_About this exercise:_
Check every line of the data below for the word "icon". Copy the ones that have it.

[Dataset records]
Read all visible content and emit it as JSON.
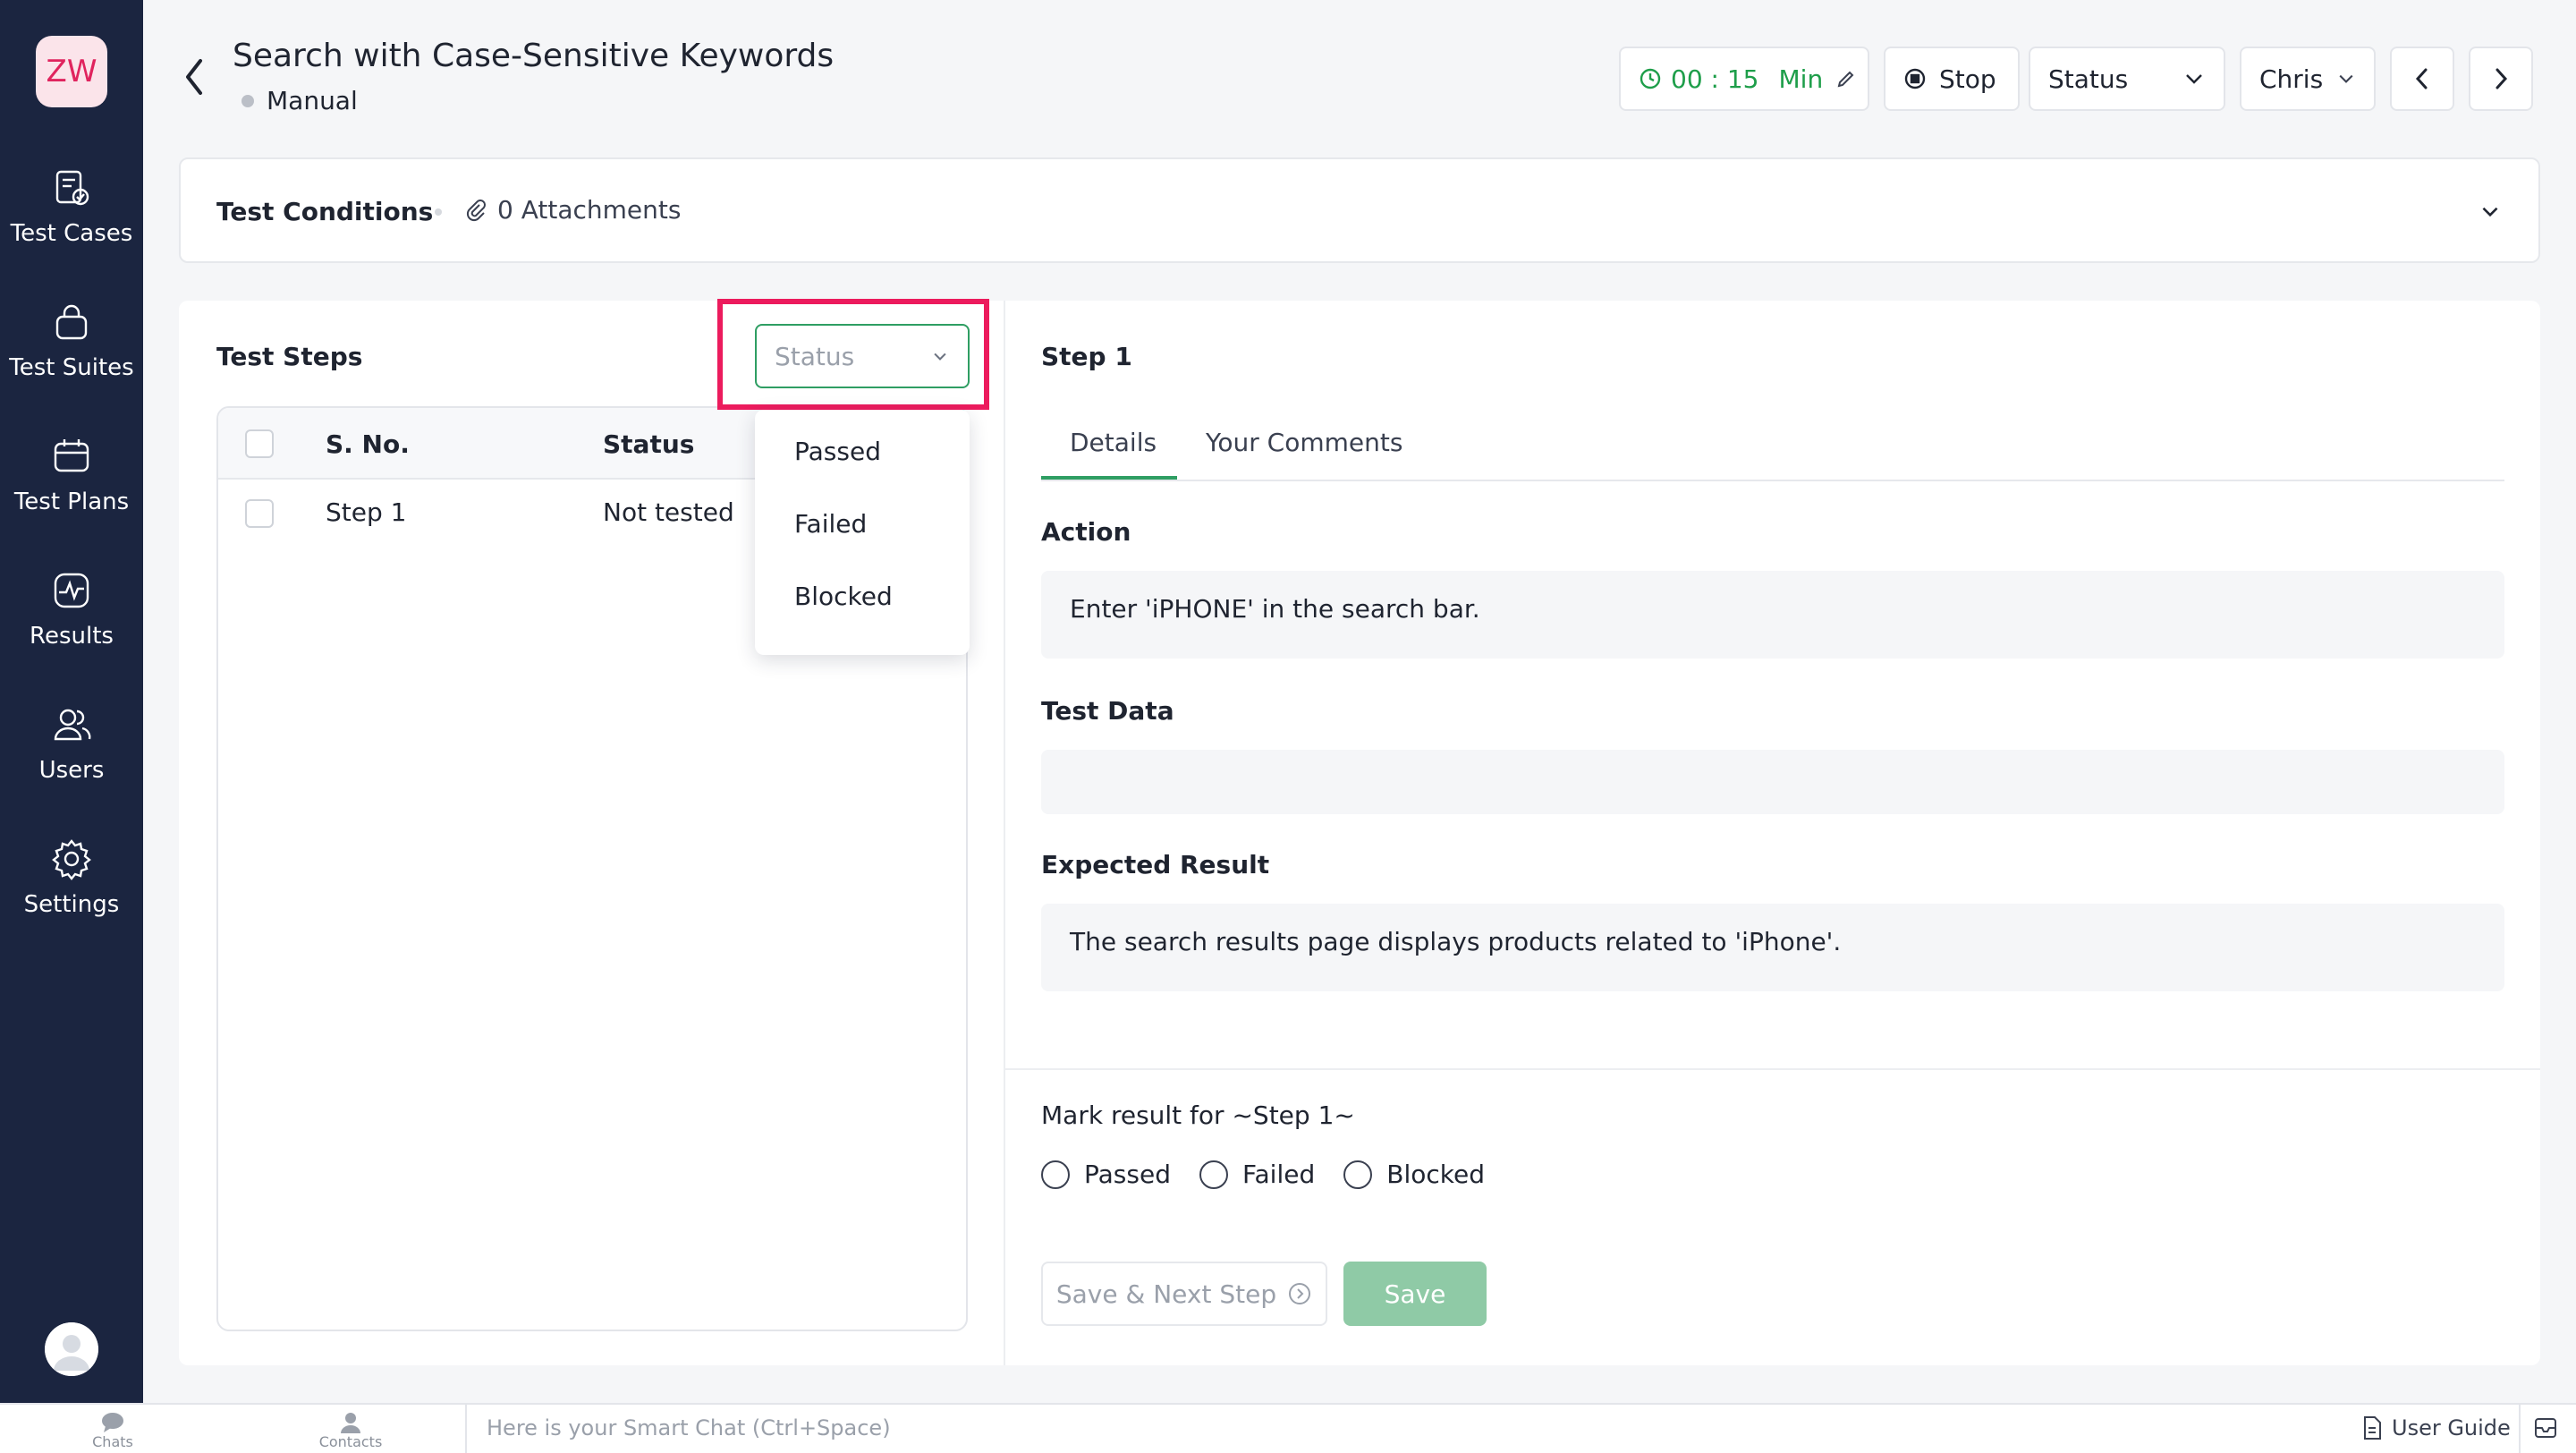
{
  "sidebar": {
    "logo_text": "ZW",
    "items": [
      {
        "label": "Test Cases",
        "icon": "test-cases-icon"
      },
      {
        "label": "Test Suites",
        "icon": "test-suites-icon"
      },
      {
        "label": "Test Plans",
        "icon": "test-plans-icon"
      },
      {
        "label": "Results",
        "icon": "results-icon"
      },
      {
        "label": "Users",
        "icon": "users-icon"
      },
      {
        "label": "Settings",
        "icon": "gear-icon"
      }
    ]
  },
  "header": {
    "title": "Search with Case-Sensitive Keywords",
    "type": "Manual",
    "timer_value": "00 : 15",
    "timer_unit": "Min",
    "stop_label": "Stop",
    "status_label": "Status",
    "user_label": "Chris"
  },
  "conditions": {
    "title": "Test Conditions",
    "attachments": "0 Attachments"
  },
  "steps": {
    "title": "Test Steps",
    "filter_placeholder": "Status",
    "columns": [
      "S. No.",
      "Status"
    ],
    "rows": [
      {
        "sno": "Step 1",
        "status": "Not tested"
      }
    ],
    "filter_options": [
      "Passed",
      "Failed",
      "Blocked"
    ]
  },
  "detail": {
    "title": "Step 1",
    "tabs": [
      "Details",
      "Your Comments"
    ],
    "action_label": "Action",
    "action_value": "Enter 'iPHONE' in the search bar.",
    "test_data_label": "Test Data",
    "test_data_value": "",
    "expected_label": "Expected Result",
    "expected_value": "The search results page displays products related to 'iPhone'.",
    "mark_label": "Mark result for ~Step 1~",
    "results": [
      "Passed",
      "Failed",
      "Blocked"
    ],
    "save_next_label": "Save & Next Step",
    "save_label": "Save"
  },
  "bottom_bar": {
    "chats": "Chats",
    "contacts": "Contacts",
    "smart_chat_placeholder": "Here is your Smart Chat (Ctrl+Space)",
    "user_guide": "User Guide"
  },
  "colors": {
    "sidebar_bg": "#1b2540",
    "accent_green": "#2f9e63",
    "highlight": "#ec1b5d",
    "logo_text": "#e0245e"
  }
}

_Result for this exercise:_
        "icon": "test-cases-icon"
        "icon": "test-suites-icon"
        "icon": "test-plans-icon"
        "icon": "results-icon"
        "icon": "users-icon"
        "icon": "gear-icon"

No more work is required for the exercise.